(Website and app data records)
Segment Open

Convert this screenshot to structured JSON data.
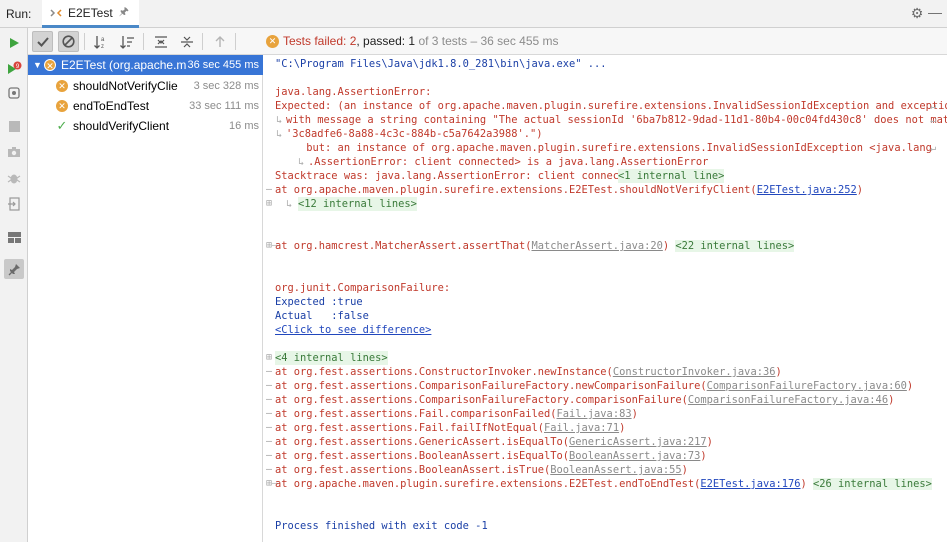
{
  "topbar": {
    "run_label": "Run:",
    "tab_name": "E2ETest"
  },
  "status": {
    "failed_label": "Tests failed: ",
    "failed_count": "2",
    "passed_label": ", passed: ",
    "passed_count": "1",
    "of_total": " of 3 tests – 36 sec 455 ms"
  },
  "tree": {
    "root": {
      "name": "E2ETest (org.apache.m",
      "time": "36 sec 455 ms"
    },
    "items": [
      {
        "name": "shouldNotVerifyClie",
        "time": "3 sec 328 ms",
        "status": "failed"
      },
      {
        "name": "endToEndTest",
        "time": "33 sec 111 ms",
        "status": "failed"
      },
      {
        "name": "shouldVerifyClient",
        "time": "16 ms",
        "status": "passed"
      }
    ]
  },
  "console": {
    "cmd": "\"C:\\Program Files\\Java\\jdk1.8.0_281\\bin\\java.exe\" ...",
    "l1": "java.lang.AssertionError:",
    "l2": "Expected: (an instance of org.apache.maven.plugin.surefire.extensions.InvalidSessionIdException and exception",
    "l3": "with message a string containing \"The actual sessionId '6ba7b812-9dad-11d1-80b4-00c04fd430c8' does not match",
    "l4": "'3c8adfe6-8a88-4c3c-884b-c5a7642a3988'.\")",
    "l5": "     but: an instance of org.apache.maven.plugin.surefire.extensions.InvalidSessionIdException <java.lang",
    "l6": ".AssertionError: client connected> is a java.lang.AssertionError",
    "l7a": "Stacktrace was: java.lang.AssertionError: client connected ",
    "l7b": "<1 internal line>",
    "l8a": "at org.apache.maven.plugin.surefire.extensions.E2ETest.shouldNotVerifyClient(",
    "l8link": "E2ETest.java:252",
    "l8b": ")",
    "l9": "<12 internal lines>",
    "l10a": "at org.hamcrest.MatcherAssert.assertThat(",
    "l10link": "MatcherAssert.java:20",
    "l10b": ") ",
    "l10c": "<22 internal lines>",
    "l11": "org.junit.ComparisonFailure:",
    "l12": "Expected :true",
    "l13": "Actual   :false",
    "l14": "<Click to see difference>",
    "l15": "<4 internal lines>",
    "stack": [
      {
        "pre": "at org.fest.assertions.ConstructorInvoker.newInstance(",
        "link": "ConstructorInvoker.java:36",
        "post": ")"
      },
      {
        "pre": "at org.fest.assertions.ComparisonFailureFactory.newComparisonFailure(",
        "link": "ComparisonFailureFactory.java:60",
        "post": ")"
      },
      {
        "pre": "at org.fest.assertions.ComparisonFailureFactory.comparisonFailure(",
        "link": "ComparisonFailureFactory.java:46",
        "post": ")"
      },
      {
        "pre": "at org.fest.assertions.Fail.comparisonFailed(",
        "link": "Fail.java:83",
        "post": ")"
      },
      {
        "pre": "at org.fest.assertions.Fail.failIfNotEqual(",
        "link": "Fail.java:71",
        "post": ")"
      },
      {
        "pre": "at org.fest.assertions.GenericAssert.isEqualTo(",
        "link": "GenericAssert.java:217",
        "post": ")"
      },
      {
        "pre": "at org.fest.assertions.BooleanAssert.isEqualTo(",
        "link": "BooleanAssert.java:73",
        "post": ")"
      },
      {
        "pre": "at org.fest.assertions.BooleanAssert.isTrue(",
        "link": "BooleanAssert.java:55",
        "post": ")"
      }
    ],
    "l24a": "at org.apache.maven.plugin.surefire.extensions.E2ETest.endToEndTest(",
    "l24link": "E2ETest.java:176",
    "l24b": ") ",
    "l24c": "<26 internal lines>",
    "finish": "Process finished with exit code -1"
  }
}
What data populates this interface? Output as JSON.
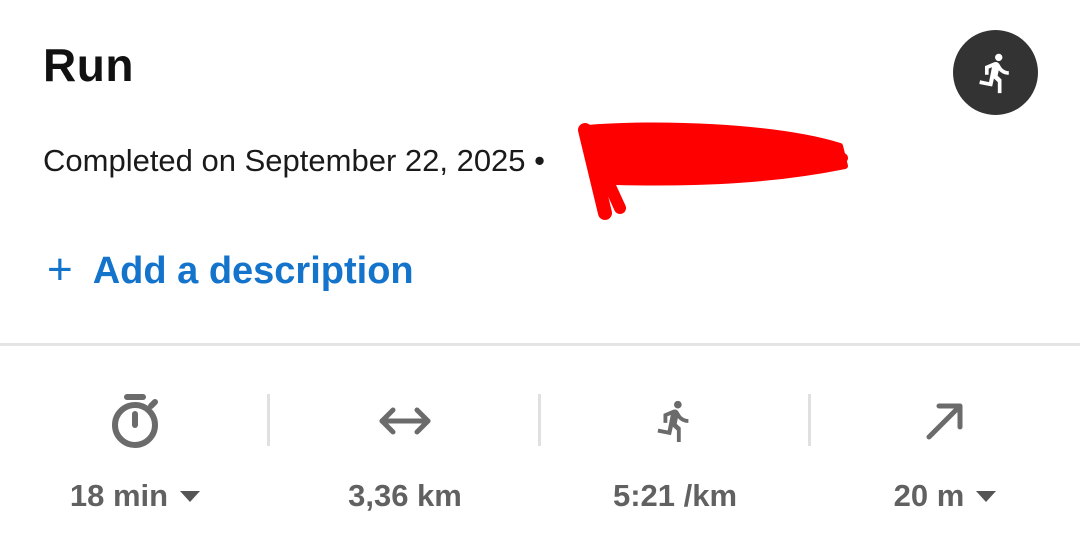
{
  "header": {
    "title": "Run",
    "activity_icon": "running-person-icon"
  },
  "summary": {
    "completed_text": "Completed on September 22, 2025 •"
  },
  "add_description": {
    "plus": "+",
    "label": "Add a description"
  },
  "stats": [
    {
      "icon": "stopwatch-icon",
      "value": "18 min",
      "has_dropdown": true
    },
    {
      "icon": "distance-arrows-icon",
      "value": "3,36 km",
      "has_dropdown": false
    },
    {
      "icon": "running-person-icon",
      "value": "5:21 /km",
      "has_dropdown": false
    },
    {
      "icon": "elevation-arrow-icon",
      "value": "20 m",
      "has_dropdown": true
    }
  ],
  "colors": {
    "accent": "#1474cc",
    "badge": "#333333",
    "icon_gray": "#6b6b6b",
    "redaction": "#ff0000"
  }
}
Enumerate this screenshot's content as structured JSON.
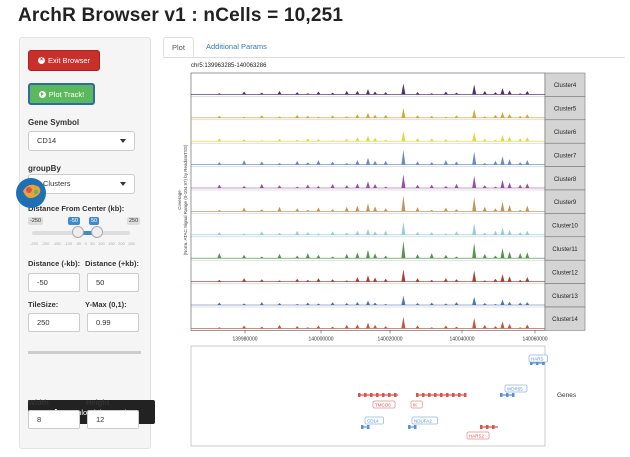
{
  "title": "ArchR Browser v1 : nCells = 10,251",
  "sidebar": {
    "exit_label": "Exit Browser",
    "plot_label": "Plot Track!",
    "gene_symbol_label": "Gene Symbol",
    "gene_symbol_value": "CD14",
    "groupby_label": "groupBy",
    "groupby_value": "Clusters",
    "distance_center_label": "Distance From Center (kb):",
    "slider_min": "-250",
    "slider_max": "250",
    "slider_low": "-50",
    "slider_high": "50",
    "slider_ticks": [
      "-250",
      "-200",
      "-150",
      "-100",
      "-50",
      "0",
      "50",
      "100",
      "150",
      "200",
      "250"
    ],
    "dist_minus_label": "Distance (-kb):",
    "dist_plus_label": "Distance (+kb):",
    "dist_minus_value": "-50",
    "dist_plus_value": "50",
    "tilesize_label": "TileSize:",
    "ymax_label": "Y-Max (0,1):",
    "tilesize_value": "250",
    "ymax_value": "0.99",
    "download_label": "Download the Track!",
    "width_label": "Width",
    "height_label": "Height",
    "width_value": "8",
    "height_value": "12"
  },
  "tabs": [
    {
      "label": "Plot",
      "active": true
    },
    {
      "label": "Additional Params",
      "active": false
    }
  ],
  "plot": {
    "region": "chr5:139963285-140063286",
    "ylabel_1": "Coverage",
    "ylabel_2": "(Norm. ATAC Signal Range (0-104.97) by ReadsInTSS)",
    "x_ticks": [
      "139980000",
      "140000000",
      "140020000",
      "140040000",
      "140060000"
    ],
    "genes_label": "Genes",
    "clusters": [
      {
        "name": "Cluster4",
        "color": "#3d1a5c"
      },
      {
        "name": "Cluster5",
        "color": "#c9a227"
      },
      {
        "name": "Cluster6",
        "color": "#e6cf2a"
      },
      {
        "name": "Cluster7",
        "color": "#5a7fb8"
      },
      {
        "name": "Cluster8",
        "color": "#8e3b9c"
      },
      {
        "name": "Cluster9",
        "color": "#b8894f"
      },
      {
        "name": "Cluster10",
        "color": "#8ec7d6"
      },
      {
        "name": "Cluster11",
        "color": "#3f8a3a"
      },
      {
        "name": "Cluster12",
        "color": "#9a3020"
      },
      {
        "name": "Cluster13",
        "color": "#3a66a8"
      },
      {
        "name": "Cluster14",
        "color": "#b8462a"
      }
    ],
    "gene_tags": [
      {
        "label": "HARS",
        "color": "#5b8fd6"
      },
      {
        "label": "TMCO6",
        "color": "#d9534f"
      },
      {
        "label": "IK",
        "color": "#d9534f"
      },
      {
        "label": "WDR55",
        "color": "#5b8fd6"
      },
      {
        "label": "CD14",
        "color": "#5b8fd6"
      },
      {
        "label": "NDUFA2",
        "color": "#5b8fd6"
      },
      {
        "label": "HARS2",
        "color": "#d9534f"
      }
    ]
  }
}
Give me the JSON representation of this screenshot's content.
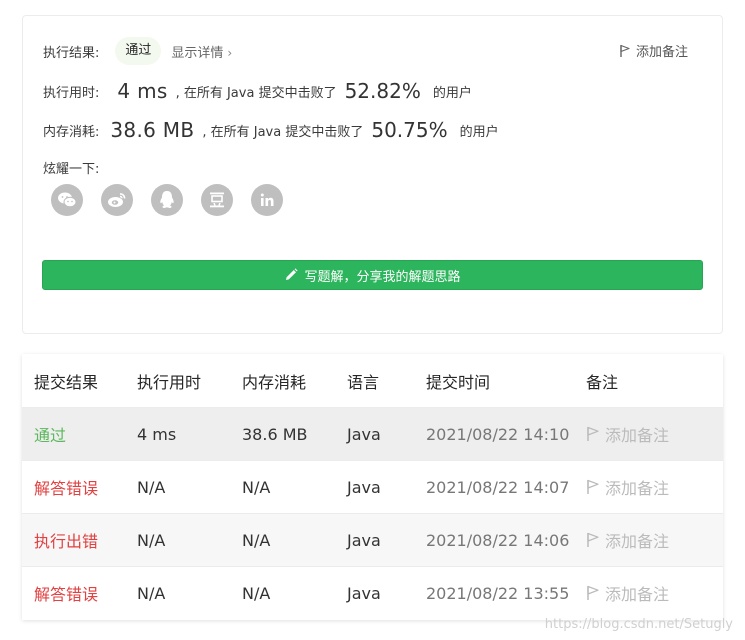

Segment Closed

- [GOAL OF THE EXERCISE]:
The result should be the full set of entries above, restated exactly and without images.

- [TASK RESULT]:
Convert this screenshot to structured JSON data.
{
  "topbar": {
    "run_label": "Run:",
    "tab_name": "E2ETest"
  },
  "status": {
    "failed_label": "Tests failed: ",
    "failed_count": "2",
    "passed_label": ", passed: ",
    "passed_count": "1",
    "of_total": " of 3 tests – 36 sec 455 ms"
  },
  "tree": {
    "root": {
      "name": "E2ETest (org.apache.m",
      "time": "36 sec 455 ms"
    },
    "items": [
      {
        "name": "shouldNotVerifyClie",
        "time": "3 sec 328 ms",
        "status": "failed"
      },
      {
        "name": "endToEndTest",
        "time": "33 sec 111 ms",
        "status": "failed"
      },
      {
        "name": "shouldVerifyClient",
        "time": "16 ms",
        "status": "passed"
      }
    ]
  },
  "console": {
    "cmd": "\"C:\\Program Files\\Java\\jdk1.8.0_281\\bin\\java.exe\" ...",
    "l1": "java.lang.AssertionError:",
    "l2": "Expected: (an instance of org.apache.maven.plugin.surefire.extensions.InvalidSessionIdException and exception",
    "l3": "with message a string containing \"The actual sessionId '6ba7b812-9dad-11d1-80b4-00c04fd430c8' does not match",
    "l4": "'3c8adfe6-8a88-4c3c-884b-c5a7642a3988'.\")",
    "l5": "     but: an instance of org.apache.maven.plugin.surefire.extensions.InvalidSessionIdException <java.lang",
    "l6": ".AssertionError: client connected> is a java.lang.AssertionError",
    "l7a": "Stacktrace was: java.lang.AssertionError: client connected ",
    "l7b": "<1 internal line>",
    "l8a": "at org.apache.maven.plugin.surefire.extensions.E2ETest.shouldNotVerifyClient(",
    "l8link": "E2ETest.java:252",
    "l8b": ")",
    "l9": "<12 internal lines>",
    "l10a": "at org.hamcrest.MatcherAssert.assertThat(",
    "l10link": "MatcherAssert.java:20",
    "l10b": ") ",
    "l10c": "<22 internal lines>",
    "l11": "org.junit.ComparisonFailure:",
    "l12": "Expected :true",
    "l13": "Actual   :false",
    "l14": "<Click to see difference>",
    "l15": "<4 internal lines>",
    "stack": [
      {
        "pre": "at org.fest.assertions.ConstructorInvoker.newInstance(",
        "link": "ConstructorInvoker.java:36",
        "post": ")"
      },
      {
        "pre": "at org.fest.assertions.ComparisonFailureFactory.newComparisonFailure(",
        "link": "ComparisonFailureFactory.java:60",
        "post": ")"
      },
      {
        "pre": "at org.fest.assertions.ComparisonFailureFactory.comparisonFailure(",
        "link": "ComparisonFailureFactory.java:46",
        "post": ")"
      },
      {
        "pre": "at org.fest.assertions.Fail.comparisonFailed(",
        "link": "Fail.java:83",
        "post": ")"
      },
      {
        "pre": "at org.fest.assertions.Fail.failIfNotEqual(",
        "link": "Fail.java:71",
        "post": ")"
      },
      {
        "pre": "at org.fest.assertions.GenericAssert.isEqualTo(",
        "link": "GenericAssert.java:217",
        "post": ")"
      },
      {
        "pre": "at org.fest.assertions.BooleanAssert.isEqualTo(",
        "link": "BooleanAssert.java:73",
        "post": ")"
      },
      {
        "pre": "at org.fest.assertions.BooleanAssert.isTrue(",
        "link": "BooleanAssert.java:55",
        "post": ")"
      }
    ],
    "l24a": "at org.apache.maven.plugin.surefire.extensions.E2ETest.endToEndTest(",
    "l24link": "E2ETest.java:176",
    "l24b": ") ",
    "l24c": "<26 internal lines>",
    "finish": "Process finished with exit code -1"
  }
}
What data populates this interface? Output as JSON.
{
  "header": {
    "title": "Run",
    "activity_icon": "running-person-icon"
  },
  "summary": {
    "completed_text": "Completed on September 22, 2025 •"
  },
  "add_description": {
    "plus": "+",
    "label": "Add a description"
  },
  "stats": [
    {
      "icon": "stopwatch-icon",
      "value": "18 min",
      "has_dropdown": true
    },
    {
      "icon": "distance-arrows-icon",
      "value": "3,36 km",
      "has_dropdown": false
    },
    {
      "icon": "running-person-icon",
      "value": "5:21 /km",
      "has_dropdown": false
    },
    {
      "icon": "elevation-arrow-icon",
      "value": "20 m",
      "has_dropdown": true
    }
  ],
  "colors": {
    "accent": "#1474cc",
    "badge": "#333333",
    "icon_gray": "#6b6b6b",
    "redaction": "#ff0000"
  }
}
Enumerate this screenshot's content as structured JSON.
{
  "title": "ArchR Browser v1 : nCells = 10,251",
  "sidebar": {
    "exit_label": "Exit Browser",
    "plot_label": "Plot Track!",
    "gene_symbol_label": "Gene Symbol",
    "gene_symbol_value": "CD14",
    "groupby_label": "groupBy",
    "groupby_value": "Clusters",
    "distance_center_label": "Distance From Center (kb):",
    "slider_min": "-250",
    "slider_max": "250",
    "slider_low": "-50",
    "slider_high": "50",
    "slider_ticks": [
      "-250",
      "-200",
      "-150",
      "-100",
      "-50",
      "0",
      "50",
      "100",
      "150",
      "200",
      "250"
    ],
    "dist_minus_label": "Distance (-kb):",
    "dist_plus_label": "Distance (+kb):",
    "dist_minus_value": "-50",
    "dist_plus_value": "50",
    "tilesize_label": "TileSize:",
    "ymax_label": "Y-Max (0,1):",
    "tilesize_value": "250",
    "ymax_value": "0.99",
    "download_label": "Download the Track!",
    "width_label": "Width",
    "height_label": "Height",
    "width_value": "8",
    "height_value": "12"
  },
  "tabs": [
    {
      "label": "Plot",
      "active": true
    },
    {
      "label": "Additional Params",
      "active": false
    }
  ],
  "plot": {
    "region": "chr5:139963285-140063286",
    "ylabel_1": "Coverage",
    "ylabel_2": "(Norm. ATAC Signal Range (0-104.97) by ReadsInTSS)",
    "x_ticks": [
      "139980000",
      "140000000",
      "140020000",
      "140040000",
      "140060000"
    ],
    "genes_label": "Genes",
    "clusters": [
      {
        "name": "Cluster4",
        "color": "#3d1a5c"
      },
      {
        "name": "Cluster5",
        "color": "#c9a227"
      },
      {
        "name": "Cluster6",
        "color": "#e6cf2a"
      },
      {
        "name": "Cluster7",
        "color": "#5a7fb8"
      },
      {
        "name": "Cluster8",
        "color": "#8e3b9c"
      },
      {
        "name": "Cluster9",
        "color": "#b8894f"
      },
      {
        "name": "Cluster10",
        "color": "#8ec7d6"
      },
      {
        "name": "Cluster11",
        "color": "#3f8a3a"
      },
      {
        "name": "Cluster12",
        "color": "#9a3020"
      },
      {
        "name": "Cluster13",
        "color": "#3a66a8"
      },
      {
        "name": "Cluster14",
        "color": "#b8462a"
      }
    ],
    "gene_tags": [
      {
        "label": "HARS",
        "color": "#5b8fd6"
      },
      {
        "label": "TMCO6",
        "color": "#d9534f"
      },
      {
        "label": "IK",
        "color": "#d9534f"
      },
      {
        "label": "WDR55",
        "color": "#5b8fd6"
      },
      {
        "label": "CD14",
        "color": "#5b8fd6"
      },
      {
        "label": "NDUFA2",
        "color": "#5b8fd6"
      },
      {
        "label": "HARS2",
        "color": "#d9534f"
      }
    ]
  }
}
Give me the JSON representation of this screenshot's content.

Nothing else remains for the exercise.